Ohi 3 is the sixth of Japan’s 42 operable reactors which have so far cleared inspections confirming they meet the new regulatory safety standards and have resumed operation. The others are: Kyushu’s Sendai units 1 and 2; Shikoku’s Ikata unit 3; and Kansai’s Takahama units 3 and 4. Another 18 reactors have applied to restart.

In August 2017 the IEEJ in its Economic and Energy Outlook for FY2018 said that it expected at least ten reactors to be online by March 2019, generating 65.6 TWh/yr and representing 7% of total electricity. These would contribute JPY 500 billion to GDP. In a high case scenario, 17 reactors are online then, providing 99 TWh/yr.

The reactor restarts are facing significant implementation costs ranging from US$700 million to US$1 billion per unit, regardless of reactor size or age. From FY 2011 to March 2017 the total cost is estimated at JPY 1900 billion ($17.4 billion) for eight companies, according to a JAIF survey.

Impact of the nuclear shutdowns

Japan has increased fuel imports are costing about ¥3.8 to 4.0 trillion ($40 billion) per year.
Generation cost was up 56% from ¥8.6/kWh to 13.5/kWh in FY 2012.

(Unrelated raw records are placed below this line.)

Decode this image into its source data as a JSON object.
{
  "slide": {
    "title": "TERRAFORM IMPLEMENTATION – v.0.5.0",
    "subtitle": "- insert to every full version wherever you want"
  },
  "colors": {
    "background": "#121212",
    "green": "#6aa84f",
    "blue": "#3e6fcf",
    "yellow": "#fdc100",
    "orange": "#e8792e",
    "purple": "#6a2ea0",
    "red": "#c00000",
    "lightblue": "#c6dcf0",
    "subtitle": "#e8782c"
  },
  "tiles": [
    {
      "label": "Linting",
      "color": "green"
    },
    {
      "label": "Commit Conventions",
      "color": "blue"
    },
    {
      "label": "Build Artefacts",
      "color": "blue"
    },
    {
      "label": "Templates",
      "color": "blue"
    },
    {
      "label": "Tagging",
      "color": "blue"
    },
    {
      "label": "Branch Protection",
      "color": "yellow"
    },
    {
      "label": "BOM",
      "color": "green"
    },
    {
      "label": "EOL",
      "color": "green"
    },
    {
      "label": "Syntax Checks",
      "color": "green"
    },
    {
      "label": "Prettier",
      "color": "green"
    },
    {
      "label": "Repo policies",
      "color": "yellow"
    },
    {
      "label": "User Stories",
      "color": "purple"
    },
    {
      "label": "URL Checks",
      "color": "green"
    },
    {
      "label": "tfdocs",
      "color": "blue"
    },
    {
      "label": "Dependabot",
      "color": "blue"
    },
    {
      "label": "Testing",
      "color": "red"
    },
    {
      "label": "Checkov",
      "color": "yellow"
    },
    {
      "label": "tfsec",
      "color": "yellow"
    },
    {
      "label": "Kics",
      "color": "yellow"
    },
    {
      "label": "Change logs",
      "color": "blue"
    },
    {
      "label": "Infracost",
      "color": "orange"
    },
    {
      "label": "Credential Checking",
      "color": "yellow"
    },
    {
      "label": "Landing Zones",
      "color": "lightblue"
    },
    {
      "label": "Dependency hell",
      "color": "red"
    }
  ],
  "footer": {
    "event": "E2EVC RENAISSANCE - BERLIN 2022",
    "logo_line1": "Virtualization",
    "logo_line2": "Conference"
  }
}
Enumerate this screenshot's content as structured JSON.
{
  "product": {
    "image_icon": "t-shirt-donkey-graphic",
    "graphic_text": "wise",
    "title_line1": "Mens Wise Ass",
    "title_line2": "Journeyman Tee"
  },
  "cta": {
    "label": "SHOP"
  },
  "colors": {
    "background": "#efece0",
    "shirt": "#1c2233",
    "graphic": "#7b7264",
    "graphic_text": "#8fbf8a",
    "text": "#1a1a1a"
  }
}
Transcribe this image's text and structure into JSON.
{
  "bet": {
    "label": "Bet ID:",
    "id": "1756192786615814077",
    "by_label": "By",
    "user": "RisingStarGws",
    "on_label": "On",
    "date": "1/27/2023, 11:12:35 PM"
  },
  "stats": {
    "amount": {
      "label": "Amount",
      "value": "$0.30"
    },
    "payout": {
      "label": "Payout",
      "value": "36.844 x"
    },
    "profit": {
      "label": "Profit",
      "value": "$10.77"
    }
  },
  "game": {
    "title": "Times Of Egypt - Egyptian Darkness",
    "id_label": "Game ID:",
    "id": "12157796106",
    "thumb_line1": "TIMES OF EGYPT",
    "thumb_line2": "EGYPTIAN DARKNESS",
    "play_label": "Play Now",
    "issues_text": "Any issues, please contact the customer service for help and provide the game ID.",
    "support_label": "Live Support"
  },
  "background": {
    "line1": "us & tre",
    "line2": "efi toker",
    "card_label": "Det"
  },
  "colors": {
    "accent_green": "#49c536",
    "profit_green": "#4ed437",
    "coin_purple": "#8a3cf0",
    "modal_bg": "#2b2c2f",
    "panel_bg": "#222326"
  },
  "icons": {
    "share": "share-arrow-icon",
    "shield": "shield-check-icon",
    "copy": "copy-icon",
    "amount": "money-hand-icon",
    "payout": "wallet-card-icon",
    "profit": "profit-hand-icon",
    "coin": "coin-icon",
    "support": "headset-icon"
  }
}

About 100 million tonnes per year more CO2 is being emitted than when the reactors were operating, adding 8% to the country’s emissions. Emissions from electricity generation accounted for 486 Mt CO2 (36.2%) of the country’s total in fiscal 2012, compared with 377 Mt (30%) in 2010.